Reading Plays

Curriculum Guideline

Effective Date:
Course
Discontinued
No
Course Code
ENGL 1115
Descriptive
Reading Plays
Department
English
Faculty
Language, Literature & Performing Arts
Credits
3.00
Start Date
End Term
201530
PLAR
No
Semester Length
15 weeks
Max Class Size
35
Contact Hours
4 hours per week
Method Of Instruction
Lecture
Methods Of Instruction

Some or all of the following methods will be used:

  1. Lecture/discussion
  2. Reading aloud from assigned texts
  3. Group work
  4. Peer editing
  5. Students’ attendance at a play
  6. Instructor feedback on students’ written work
  7. Individual consultation
Course Description
In this course students will read, discuss and write about plays as literature, including elements of stagecraft and performance. Plays assigned may emphasize a variety of genres (such as tragedy, comedy, the one-act play, the dramatic monologue) and may reflect significant developments in the history of theatre, from its beginnings to the present.
Course Content

All first-year English literature courses share the following features:

  1. Students are instructed in the writing of critical essays on literary subjects.
  2. Students are taught to recognize and understand a variety of literary devices and textual elements, such as metaphor, symbolism, distinctions between author and narrator/narrating persona, and issues of language and of structure, as appropriate to the genres and texts studied.
  3. Readings and topics vary among sections of the same course, according to each instructor’s selection; however, all course materials are consistent with the objectives of the course. 

In English 1115, course content will be governed by the following general principles:

  1. This course will introduce students to a variety of plays and playwrights. Assigned plays will include a sampling of modern and/or contemporary drama, and may also include works from pre-modern periods (such as classical Greek, medieval or Elizabethan plays).
  2. Students may be required to attend a live theatrical performance, on or off campus, and to write a critical review of the production.
  3. Students may view film adaptations or productions of plays read in class.
Learning Outcomes

Upon completion of any first-year English literature course, the successful student should be able to

  1. read receptively and reflectively, with sensitivity to the subtleties of language;
  2. recognize and understand literary devices;
  3. practice writing as a process involving pre-writing, drafting, revising and editing;
  4. write an essay of literary analysis that develops an interpretive thesis supported by appropriate and correctly cited evidence; and
  5. give and receive constructive criticism about written work.

Upon completion of English 1115, the successful student should also be able to identify and discuss the following elements of drama:

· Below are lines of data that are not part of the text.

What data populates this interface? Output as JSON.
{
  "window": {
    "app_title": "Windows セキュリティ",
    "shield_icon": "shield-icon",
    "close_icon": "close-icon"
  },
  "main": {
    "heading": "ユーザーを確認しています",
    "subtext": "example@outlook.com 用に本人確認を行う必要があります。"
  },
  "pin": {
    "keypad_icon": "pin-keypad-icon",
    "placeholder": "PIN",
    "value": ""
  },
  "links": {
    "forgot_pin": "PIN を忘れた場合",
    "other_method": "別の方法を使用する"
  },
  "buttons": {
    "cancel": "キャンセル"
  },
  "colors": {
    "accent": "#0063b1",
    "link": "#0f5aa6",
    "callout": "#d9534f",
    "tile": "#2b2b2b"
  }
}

  1. components of structure, for example plot and sub-plot, exposition and conflict;
  2. character;
  3. dialogue, monologue and soliloquy;
  4. stagecraft;
  5. performance; and
  6. the influence of an audience on a performance.
Means of Assessment
  1. A minimum of two academic essays, with a combined value of at least 40% of the course grade.
  2. A minimum of 80% of the course grade will be based on writing assignments (essays, essay-based exams, journals, paragraphs).   A maximum of 20% of the course grade may be based on informal writing (quizzes, short answer tests); oral reports/presentations; participation/preparation grades; and/or other non writing-intensive assignments.
  3. A minimum of 15% of the course grade will be based on in-class writing (essay or exam).
Textbook Materials

Textbooks and Materials to be Purchased by Students

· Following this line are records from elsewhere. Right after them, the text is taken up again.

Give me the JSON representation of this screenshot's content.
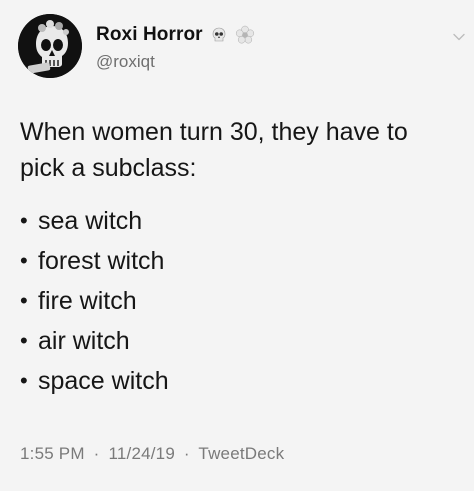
{
  "author": {
    "display_name": "Roxi Horror",
    "handle": "@roxiqt",
    "emojis": [
      "skull-emoji",
      "flower-emoji"
    ]
  },
  "tweet": {
    "text_line_1": "When women turn 30, they have to",
    "text_line_2": "pick a subclass:",
    "list_items": [
      {
        "bullet": "•",
        "label": "sea witch"
      },
      {
        "bullet": "•",
        "label": "forest witch"
      },
      {
        "bullet": "•",
        "label": "fire witch"
      },
      {
        "bullet": "•",
        "label": "air witch"
      },
      {
        "bullet": "•",
        "label": "space witch"
      }
    ]
  },
  "meta": {
    "time": "1:55 PM",
    "separator": "·",
    "date": "11/24/19",
    "source": "TweetDeck"
  },
  "icons": {
    "avatar": "skull-avatar-icon",
    "more": "chevron-down-icon"
  }
}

Sample Reading List:

  • Athol Fugard, My Children, My Africa
  • Tomson Highway, The Rez Sisters
  • Henrik Ibsen, An Enemy of the People
  • Ann-Marie MacDonald, Good Night Desdemona, Good Morning Juliet
  • Shakespeare, Romeo and Juliet
  • Sophocles, Antigone
Prerequisites
  • The minimum required score on the Douglas College English Assessment, written within the last four years, OR
  • a final grade of "B" or higher in English 12, Literature 12 or English 12 First Peoples, OR
  • proof of enrolment in a college-level writing or literature course, defined as a course that transfers to Douglas College as an English, Communications or Creative Writing course, OR
  • a grade of C- in EASL 0460, or a minimum grade of C- in both EASL 0465 and 0475, OR
  • a grade of C- or better in ENGU 0450 or ENGU 0455, OR
  • a Language Proficiency Index (LPI) score of 5 on both Essay Level and English Usage and a score of 10 on the Reading Comprehension section, OR
  • an IELTS score of 7 with a minimum score on all parts of 6.5 within the last two years, OR
  • a TOEFL (internet-based) overall score of 92 with a minimum of 22 in each of Listening, Speaking, Reading and Writing within the last two years
Which Prerequisite

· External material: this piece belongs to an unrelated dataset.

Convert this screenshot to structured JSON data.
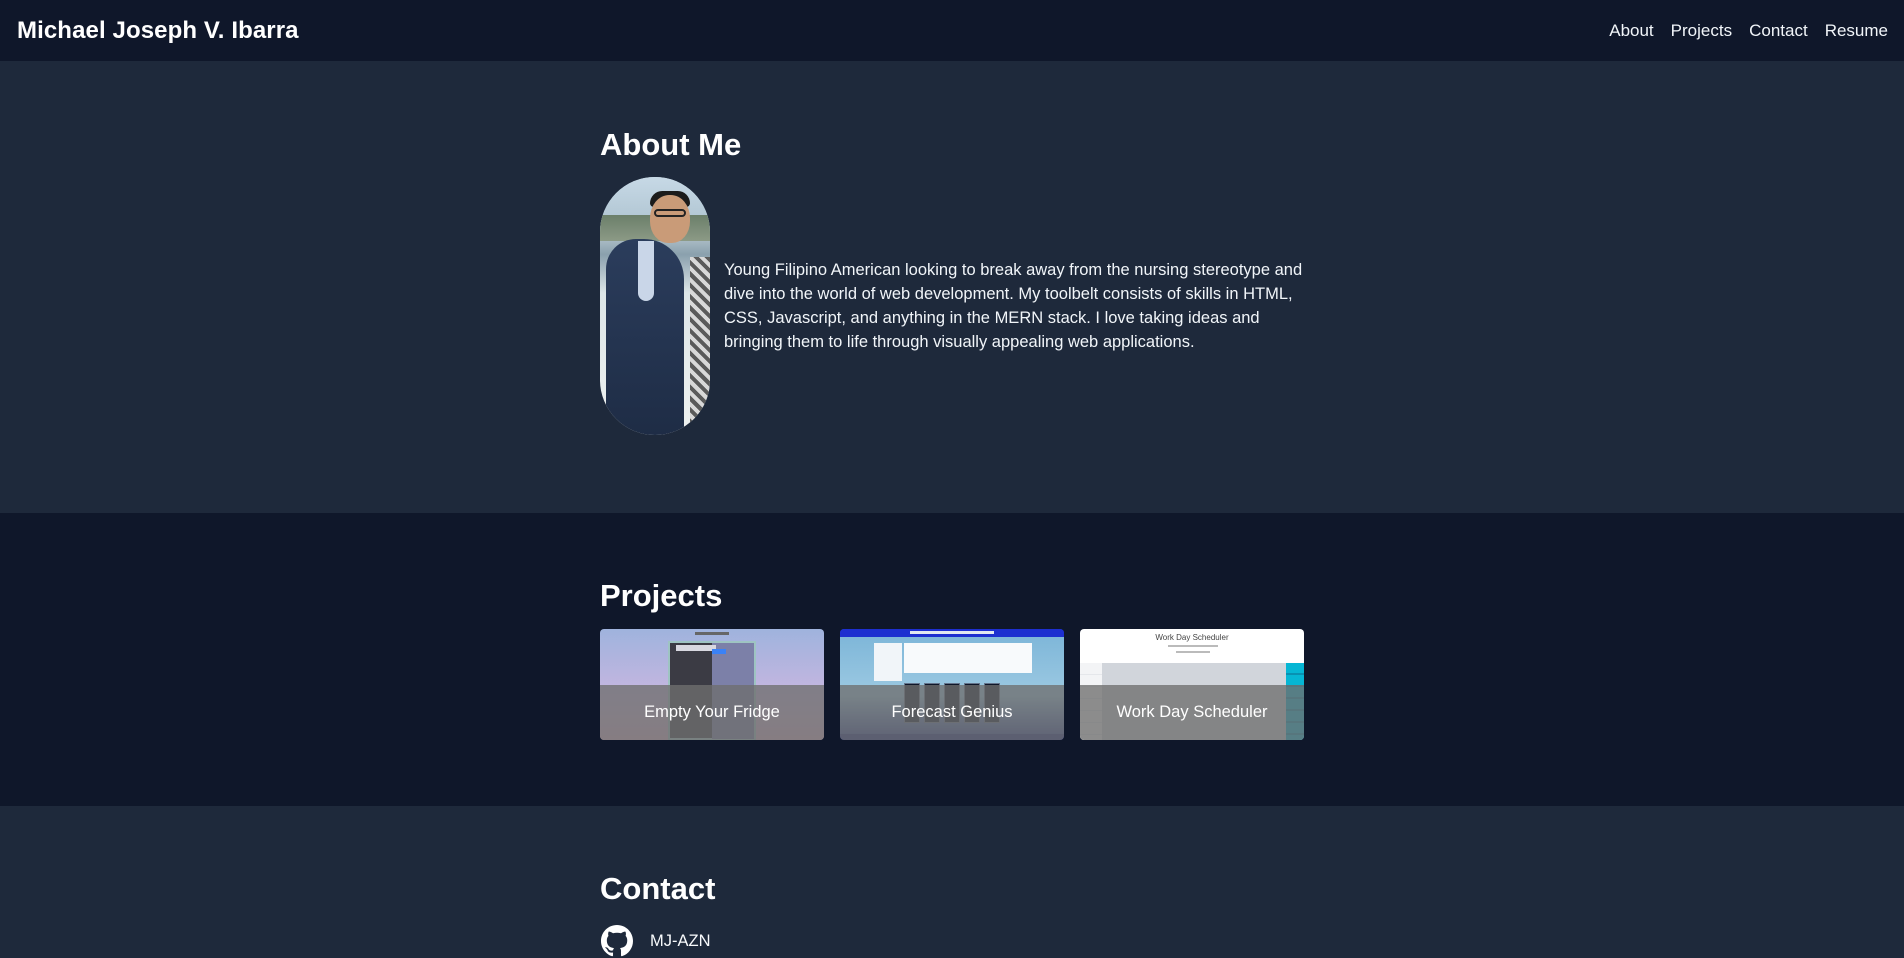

In combination with another 1100-level English or CRWR course (as per College calendar requirements), this course may serve as a prerequisite for any 2nd  year English course.